From an interview with:
Many Sales orgs can be resistant to bringing in Customer Success before the deal is closed. It’s only natural; Sales wants to be in control of every aspect of the deal, so bringing in an additional person to talk to the customer can add a level of uncertainty.
Since I joined Lucidworks, we’ve evolved our process from having a distinct handoff between Sales and CS to one where the AE brings in the CSM when they’re around 70% to closing the deal. This provides a much better experience for the customer for two reasons:
- The customer doesn’t have to repeat anything. The Success person gets looped into the customer’s situation and goals early and is able to help them get value out of the product much faster.
- The customer gets to see what it’s like to work with Lucidworks. That’s going to give the customer much more confidence and increase the AE’s likelihood of closing the deal.
Evolving this process requires a cultural shift and it doesn’t happen overnight. Here’s some of my advice for others looking to make this transition:
- Positioning to Sales: Since Sales can get territorial, we needed to continuously tell them, “Hey, we’re here to add onto what you’re doing—we’re not here to take anything away. We want to help close the deal by making sure the customer feels comfortable that when they sign the contract, they know they’re going to be taken care of.” This takes time and a lot of relationship-building with your peers and the sales reps, but it’ll start to get easier when they see you prove the value—and when they see how the customers respond to being able to work with their CSM before the deal is closed. It’s been less than one year and we’re already used to having the Sales team reaching out and asking to bring CSMs in to their deals, to tell the potential customers what it’s like to work with Lucidworks.
- Positioning to customers: Sales and Success should also explain to customers why the CSM is joining calls before the deal is closed. The idea here is to say, “When you come to Lucidworks, we’re going to take care of you. We already know your situation and the goals you have—you won’t have to repeat every single thing you’ve told Sales, then the Sales engineer, then everyone else you’ve talked to. We document these things and they’re handed off to everyone working with you. And your CSM has already been working with you so they can help you realize value quicker.” Then, you can also position this as doing a proof of concept with the CSM. “Think of us as part of the POC. You get the chance to actually understand what it’s like to work with us before you make a commitment.”
- Show the value at every opportunity. As Sales starts to bring in Success earlier, make sure to get qualitative and quantitative feedback—from Sales, the Success team, and the customers. Ask the Success team to share any and all comments they’re seeing about the change in the process. Then, report back on what your team is seeing on the front lines. If you can show that customers appreciate being able to meet the CSM, that will help other (more hesitant) Sales team members see the value.

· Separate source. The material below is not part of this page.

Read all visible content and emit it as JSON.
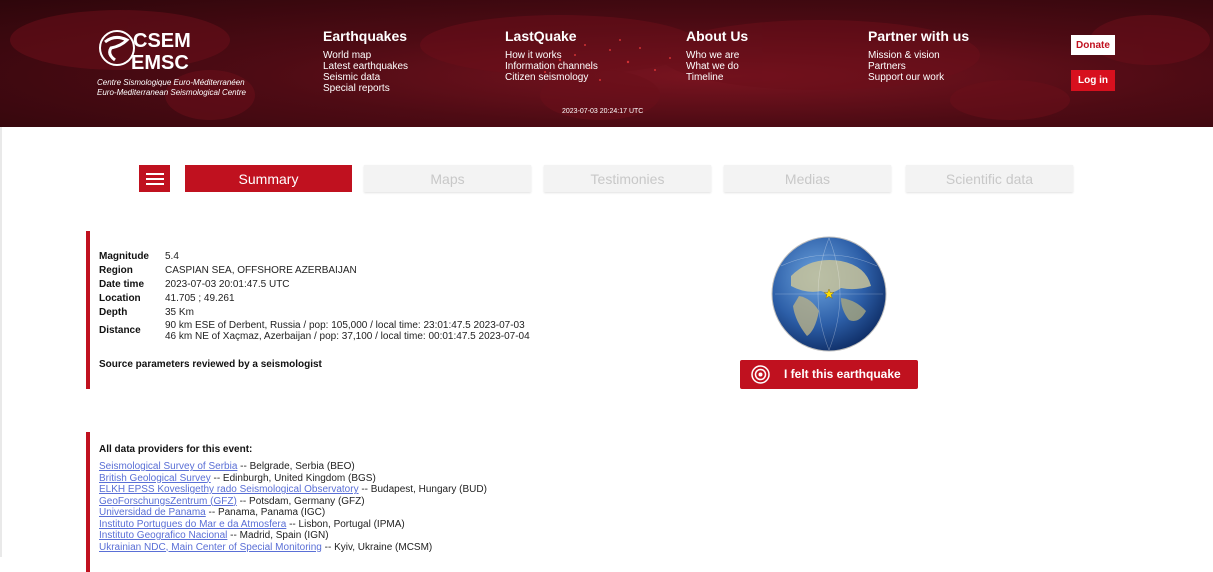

The top articles this week:
This week's newsletter features posts on:
- GitLab's Customer Success Vision
- Why Writing in Remote Work Matters
- Tips to Take Friction Out of Your Sales Cycle
- 10 Years in Tech
GitLab's Customer Success Vision
GitLab is uniquely thorough and transparent with their internal documentation. Here’s how they’ve mapped out their customer journey, where they see Success headed in terms of responsibility, their KPIs, how they specify churn, and more.
Why Does Writing Matter in Remote Work?
Here’s an insightful take on why using writing as your main communication channel makes teams more efficient and inclusive.
50 Top Tips to Take Friction Out of Your Sales Cycle
Here’s a list of tips and techniques from founders, CEOs, and CROs at companies like Brex and Shopify on reducing friction in sales cycles—but much of the advice listed are applicable for CS teams as well.
10 Years in Tech
Geoff Roberts, Co-founder of Outseta, provides candid observations from his 10 years of work within the tech industry. He attempts to give “an objective look at the world of technology start-ups—the good, the bad, and the ugly.”